* _TASK DETAILS_
For the records below, report how many lines include "icon", with no accompanying text.

-- Opening Marker --

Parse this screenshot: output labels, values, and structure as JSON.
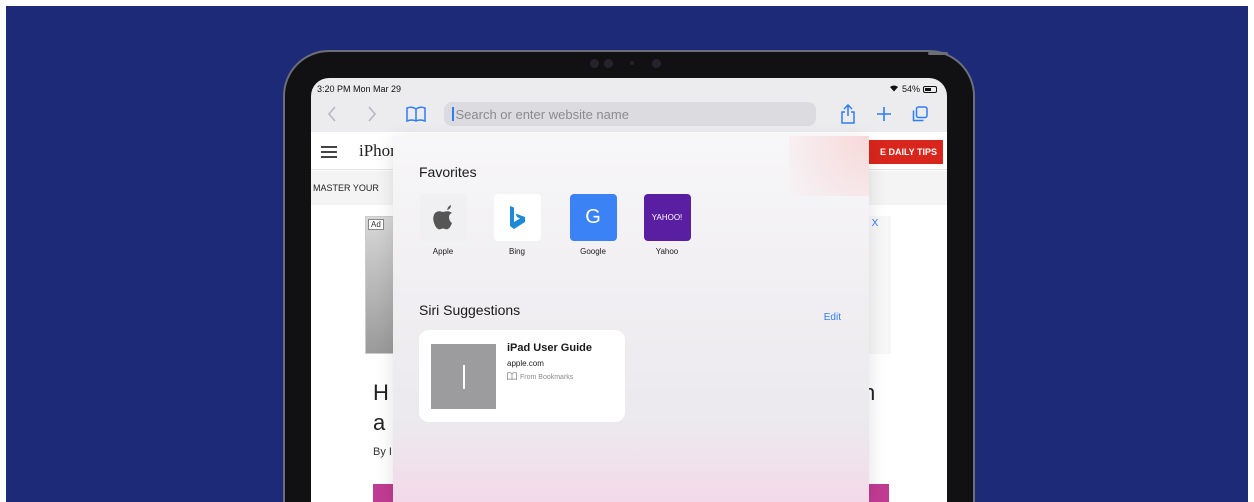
{
  "status_bar": {
    "time": "3:20 PM  Mon Mar 29",
    "battery": "54%"
  },
  "toolbar": {
    "address_placeholder": "Search or enter website name"
  },
  "background_page": {
    "logo_text": "iPhon",
    "tips_button": "E DAILY TIPS",
    "subnav_text": "MASTER YOUR",
    "ad_label": "Ad",
    "ad_close": "> X",
    "headline_left_1": "H",
    "headline_left_2": "a",
    "headline_right": "n",
    "byline": "By I"
  },
  "favorites": {
    "title": "Favorites",
    "items": [
      {
        "label": "Apple",
        "icon": "apple-icon",
        "color": "#f0f0f2"
      },
      {
        "label": "Bing",
        "icon": "bing-icon",
        "color": "#ffffff"
      },
      {
        "label": "Google",
        "icon": "google-icon",
        "color": "#3b82f6",
        "glyph": "G"
      },
      {
        "label": "Yahoo",
        "icon": "yahoo-icon",
        "color": "#5a1ea3",
        "glyph": "YAHOO!"
      }
    ]
  },
  "siri_suggestions": {
    "title": "Siri Suggestions",
    "edit_label": "Edit",
    "card": {
      "title": "iPad User Guide",
      "domain": "apple.com",
      "source": "From Bookmarks"
    }
  },
  "colors": {
    "background": "#1c2a78",
    "accent": "#2f7df6",
    "tips_red": "#d9261c"
  }
}
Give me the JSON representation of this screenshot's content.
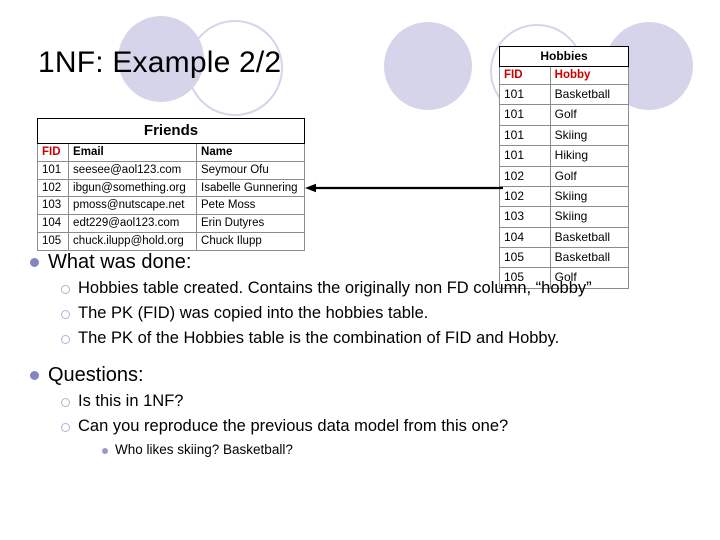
{
  "slide": {
    "title": "1NF: Example 2/2",
    "accent_lavender": "#d5d4ea",
    "accent_red": "#cc0000",
    "bullet_color": "#8583c4"
  },
  "friends_table": {
    "name": "Friends",
    "columns": [
      "FID",
      "Email",
      "Name"
    ],
    "rows": [
      [
        "101",
        "seesee@aol123.com",
        "Seymour Ofu"
      ],
      [
        "102",
        "ibgun@something.org",
        "Isabelle Gunnering"
      ],
      [
        "103",
        "pmoss@nutscape.net",
        "Pete Moss"
      ],
      [
        "104",
        "edt229@aol123.com",
        "Erin Dutyres"
      ],
      [
        "105",
        "chuck.ilupp@hold.org",
        "Chuck Ilupp"
      ]
    ]
  },
  "hobbies_table": {
    "name": "Hobbies",
    "columns": [
      "FID",
      "Hobby"
    ],
    "rows": [
      [
        "101",
        "Basketball"
      ],
      [
        "101",
        "Golf"
      ],
      [
        "101",
        "Skiing"
      ],
      [
        "101",
        "Hiking"
      ],
      [
        "102",
        "Golf"
      ],
      [
        "102",
        "Skiing"
      ],
      [
        "103",
        "Skiing"
      ],
      [
        "104",
        "Basketball"
      ],
      [
        "105",
        "Basketball"
      ],
      [
        "105",
        "Golf"
      ]
    ]
  },
  "arrow": {
    "label": "relationship-arrow-hobbies-to-friends",
    "direction": "left"
  },
  "content": {
    "section1_heading": "What was done:",
    "section1_items": [
      "Hobbies table created. Contains the originally non FD column, “hobby”",
      "The PK (FID) was copied into the hobbies table.",
      "The PK of the Hobbies table is the combination of FID and Hobby."
    ],
    "section2_heading": "Questions:",
    "section2_items": [
      "Is this in 1NF?",
      "Can you reproduce the previous data model from this one?"
    ],
    "section2_subitems": [
      "Who likes skiing? Basketball?"
    ]
  }
}
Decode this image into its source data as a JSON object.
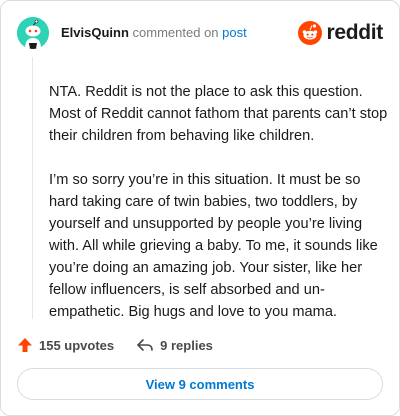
{
  "header": {
    "username": "ElvisQuinn",
    "action_text": "commented on",
    "target_link": "post",
    "brand_name": "reddit"
  },
  "comment": {
    "paragraphs": [
      "NTA. Reddit is not the place to ask this question. Most of Reddit cannot fathom that parents can’t stop their children from behaving like children.",
      "I’m so sorry you’re in this situation. It must be so hard taking care of twin babies, two toddlers, by yourself and unsupported by people you’re living with. All while grieving a baby. To me, it sounds like you’re doing an amazing job. Your sister, like her fellow influencers, is self absorbed and un-empathetic. Big hugs and love to you mama."
    ]
  },
  "actions": {
    "upvotes_label": "155 upvotes",
    "replies_label": "9 replies"
  },
  "view_comments_label": "View 9 comments",
  "colors": {
    "accent": "#ff4500",
    "link": "#0079d3",
    "avatar_bg": "#2ed3b5"
  }
}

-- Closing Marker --

* _WRITTEN SOLUTION_
4